YOUR INSTRUCTIONS:
In the listing below, find each line holding "text" and copy it.

DATA FOR THIS TASK:
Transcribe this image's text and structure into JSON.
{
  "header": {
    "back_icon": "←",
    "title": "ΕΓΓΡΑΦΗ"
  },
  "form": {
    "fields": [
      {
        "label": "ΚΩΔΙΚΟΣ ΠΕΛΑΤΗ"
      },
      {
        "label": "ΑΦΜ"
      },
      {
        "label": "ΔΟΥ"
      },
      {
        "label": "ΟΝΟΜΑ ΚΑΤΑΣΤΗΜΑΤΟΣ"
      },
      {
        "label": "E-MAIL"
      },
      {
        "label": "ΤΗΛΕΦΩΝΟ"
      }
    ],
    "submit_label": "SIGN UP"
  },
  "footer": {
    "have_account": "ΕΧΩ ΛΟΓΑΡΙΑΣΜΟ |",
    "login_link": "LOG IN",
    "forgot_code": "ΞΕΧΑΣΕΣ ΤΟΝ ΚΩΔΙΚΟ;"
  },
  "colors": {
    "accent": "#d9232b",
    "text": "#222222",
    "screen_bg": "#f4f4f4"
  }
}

RESPONSE AREA:
Transcribe this image's text and structure into JSON.
    "text": "#222222",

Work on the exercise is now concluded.